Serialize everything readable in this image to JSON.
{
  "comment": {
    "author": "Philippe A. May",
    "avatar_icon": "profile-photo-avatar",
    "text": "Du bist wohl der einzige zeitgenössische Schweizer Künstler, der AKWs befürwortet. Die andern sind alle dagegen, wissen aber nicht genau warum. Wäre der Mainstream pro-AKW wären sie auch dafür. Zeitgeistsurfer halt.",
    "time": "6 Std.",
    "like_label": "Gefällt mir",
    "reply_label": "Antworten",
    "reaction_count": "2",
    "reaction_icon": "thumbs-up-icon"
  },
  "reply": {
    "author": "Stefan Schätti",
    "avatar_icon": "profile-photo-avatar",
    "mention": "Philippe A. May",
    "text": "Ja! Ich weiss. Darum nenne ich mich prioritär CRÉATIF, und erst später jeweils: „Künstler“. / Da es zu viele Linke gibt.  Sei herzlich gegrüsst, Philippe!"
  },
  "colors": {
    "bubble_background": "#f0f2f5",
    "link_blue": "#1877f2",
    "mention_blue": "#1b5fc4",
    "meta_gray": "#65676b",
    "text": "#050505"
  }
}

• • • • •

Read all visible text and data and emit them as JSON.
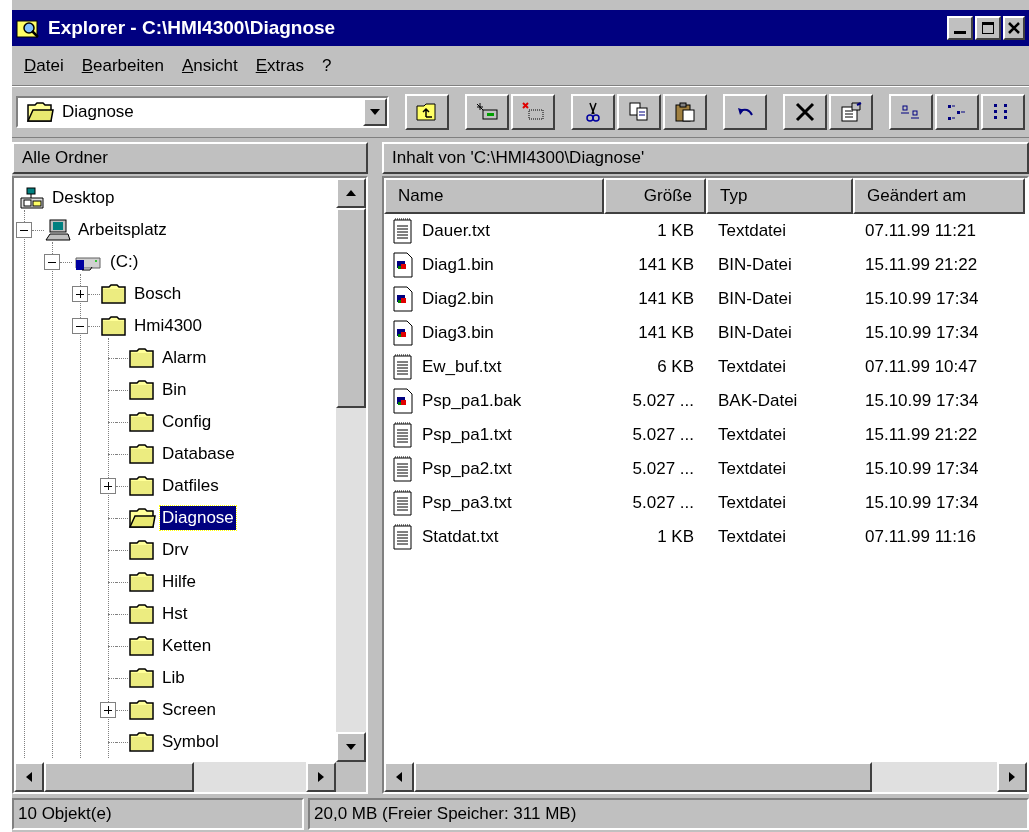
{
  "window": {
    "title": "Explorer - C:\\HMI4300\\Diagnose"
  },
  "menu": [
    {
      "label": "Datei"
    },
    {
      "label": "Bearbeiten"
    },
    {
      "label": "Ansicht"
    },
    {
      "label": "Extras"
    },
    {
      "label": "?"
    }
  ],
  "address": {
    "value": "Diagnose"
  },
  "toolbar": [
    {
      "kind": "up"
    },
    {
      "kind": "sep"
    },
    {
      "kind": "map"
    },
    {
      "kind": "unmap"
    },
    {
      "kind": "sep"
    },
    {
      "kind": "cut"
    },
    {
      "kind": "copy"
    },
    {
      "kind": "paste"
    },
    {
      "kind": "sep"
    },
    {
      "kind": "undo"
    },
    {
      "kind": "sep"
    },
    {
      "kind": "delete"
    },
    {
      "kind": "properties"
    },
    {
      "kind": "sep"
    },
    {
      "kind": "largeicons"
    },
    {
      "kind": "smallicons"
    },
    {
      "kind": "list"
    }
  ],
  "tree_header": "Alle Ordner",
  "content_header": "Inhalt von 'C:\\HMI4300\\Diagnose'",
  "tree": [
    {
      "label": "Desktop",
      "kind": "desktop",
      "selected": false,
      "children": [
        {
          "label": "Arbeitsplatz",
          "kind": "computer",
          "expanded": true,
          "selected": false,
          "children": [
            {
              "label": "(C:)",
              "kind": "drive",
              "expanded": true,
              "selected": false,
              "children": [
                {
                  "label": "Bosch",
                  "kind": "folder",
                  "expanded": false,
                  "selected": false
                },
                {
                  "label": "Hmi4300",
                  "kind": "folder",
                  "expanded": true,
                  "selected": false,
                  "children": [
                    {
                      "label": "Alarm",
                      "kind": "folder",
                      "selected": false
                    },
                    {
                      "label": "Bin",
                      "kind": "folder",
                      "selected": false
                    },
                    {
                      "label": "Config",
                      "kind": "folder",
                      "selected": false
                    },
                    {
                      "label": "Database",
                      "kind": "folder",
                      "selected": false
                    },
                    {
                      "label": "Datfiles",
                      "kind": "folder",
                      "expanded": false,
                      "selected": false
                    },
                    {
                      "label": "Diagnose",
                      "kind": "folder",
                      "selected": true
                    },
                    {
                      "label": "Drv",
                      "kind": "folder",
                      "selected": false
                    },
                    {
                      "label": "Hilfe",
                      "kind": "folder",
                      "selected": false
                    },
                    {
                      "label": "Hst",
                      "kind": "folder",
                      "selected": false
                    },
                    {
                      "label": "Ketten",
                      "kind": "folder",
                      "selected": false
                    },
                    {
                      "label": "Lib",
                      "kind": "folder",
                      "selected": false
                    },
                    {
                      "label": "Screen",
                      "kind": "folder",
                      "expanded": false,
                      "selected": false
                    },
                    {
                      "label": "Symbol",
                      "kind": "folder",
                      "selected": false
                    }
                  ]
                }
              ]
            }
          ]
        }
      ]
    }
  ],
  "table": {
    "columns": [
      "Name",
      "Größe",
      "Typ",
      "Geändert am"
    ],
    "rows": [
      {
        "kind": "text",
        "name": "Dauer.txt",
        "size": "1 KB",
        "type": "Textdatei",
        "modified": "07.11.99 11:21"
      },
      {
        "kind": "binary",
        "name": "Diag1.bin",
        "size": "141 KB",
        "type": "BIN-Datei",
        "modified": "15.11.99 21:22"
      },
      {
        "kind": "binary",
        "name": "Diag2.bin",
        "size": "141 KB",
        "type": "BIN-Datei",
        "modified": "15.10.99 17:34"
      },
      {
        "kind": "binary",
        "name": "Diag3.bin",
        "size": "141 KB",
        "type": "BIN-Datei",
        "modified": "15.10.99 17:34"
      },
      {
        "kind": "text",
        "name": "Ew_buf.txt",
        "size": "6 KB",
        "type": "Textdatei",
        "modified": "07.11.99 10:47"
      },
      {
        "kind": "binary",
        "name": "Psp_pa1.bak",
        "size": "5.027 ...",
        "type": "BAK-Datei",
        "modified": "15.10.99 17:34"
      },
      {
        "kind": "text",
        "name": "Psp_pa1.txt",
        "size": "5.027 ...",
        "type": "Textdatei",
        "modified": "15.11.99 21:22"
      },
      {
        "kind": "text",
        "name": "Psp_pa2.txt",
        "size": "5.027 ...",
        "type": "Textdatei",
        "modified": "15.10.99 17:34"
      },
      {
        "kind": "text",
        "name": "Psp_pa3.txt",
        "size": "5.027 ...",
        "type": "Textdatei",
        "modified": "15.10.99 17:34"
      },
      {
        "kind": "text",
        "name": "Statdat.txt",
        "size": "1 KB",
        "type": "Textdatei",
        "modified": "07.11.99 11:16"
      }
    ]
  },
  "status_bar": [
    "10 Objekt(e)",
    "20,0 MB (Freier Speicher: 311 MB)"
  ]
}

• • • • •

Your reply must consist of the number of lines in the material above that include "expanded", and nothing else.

6